Your task:
In the records below, tally every line containing "Tuote". Report only the total.

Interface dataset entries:
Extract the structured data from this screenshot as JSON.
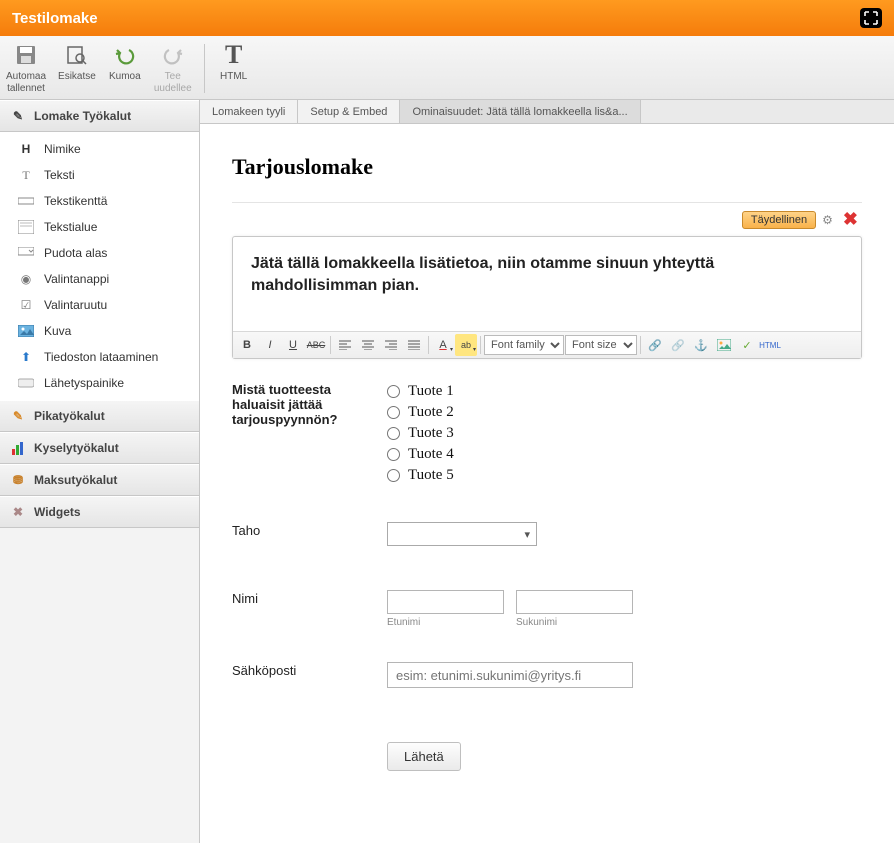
{
  "window": {
    "title": "Testilomake"
  },
  "toolbar": [
    {
      "label": "Automaa\ntallennet",
      "icon": "save"
    },
    {
      "label": "Esikatse",
      "icon": "preview"
    },
    {
      "label": "Kumoa",
      "icon": "undo"
    },
    {
      "label": "Tee\nuudellee",
      "icon": "redo",
      "disabled": true
    },
    {
      "label": "HTML",
      "icon": "html",
      "sep_before": true
    }
  ],
  "sidebar": {
    "sections": [
      {
        "label": "Lomake Työkalut",
        "icon": "pencil",
        "expanded": true,
        "items": [
          {
            "label": "Nimike",
            "icon": "H"
          },
          {
            "label": "Teksti",
            "icon": "T"
          },
          {
            "label": "Tekstikenttä",
            "icon": "textfield"
          },
          {
            "label": "Tekstialue",
            "icon": "textarea"
          },
          {
            "label": "Pudota alas",
            "icon": "dropdown"
          },
          {
            "label": "Valintanappi",
            "icon": "radio"
          },
          {
            "label": "Valintaruutu",
            "icon": "checkbox"
          },
          {
            "label": "Kuva",
            "icon": "image"
          },
          {
            "label": "Tiedoston lataaminen",
            "icon": "upload"
          },
          {
            "label": "Lähetyspainike",
            "icon": "button"
          }
        ]
      },
      {
        "label": "Pikatyökalut",
        "icon": "pencil"
      },
      {
        "label": "Kyselytyökalut",
        "icon": "chart"
      },
      {
        "label": "Maksutyökalut",
        "icon": "coins"
      },
      {
        "label": "Widgets",
        "icon": "wrench"
      }
    ]
  },
  "tabs": [
    {
      "label": "Lomakeen tyyli"
    },
    {
      "label": "Setup & Embed"
    },
    {
      "label": "Ominaisuudet: Jätä tällä lomakkeella lis&a...",
      "selected": true
    }
  ],
  "form": {
    "title": "Tarjouslomake",
    "selected_element": {
      "button_label": "Täydellinen",
      "text": "Jätä tällä lomakkeella lisätietoa, niin otamme sinuun yhteyttä mahdollisimman pian."
    },
    "rte": {
      "font_family_placeholder": "Font family",
      "font_size_placeholder": "Font size"
    },
    "product_question": {
      "label": "Mistä tuotteesta haluaisit jättää tarjouspyynnön?",
      "options": [
        "Tuote 1",
        "Tuote 2",
        "Tuote 3",
        "Tuote 4",
        "Tuote 5"
      ]
    },
    "taho": {
      "label": "Taho"
    },
    "nimi": {
      "label": "Nimi",
      "first_sub": "Etunimi",
      "last_sub": "Sukunimi"
    },
    "email": {
      "label": "Sähköposti",
      "placeholder": "esim: etunimi.sukunimi@yritys.fi"
    },
    "submit": {
      "label": "Lähetä"
    }
  }
}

Exercise result:
5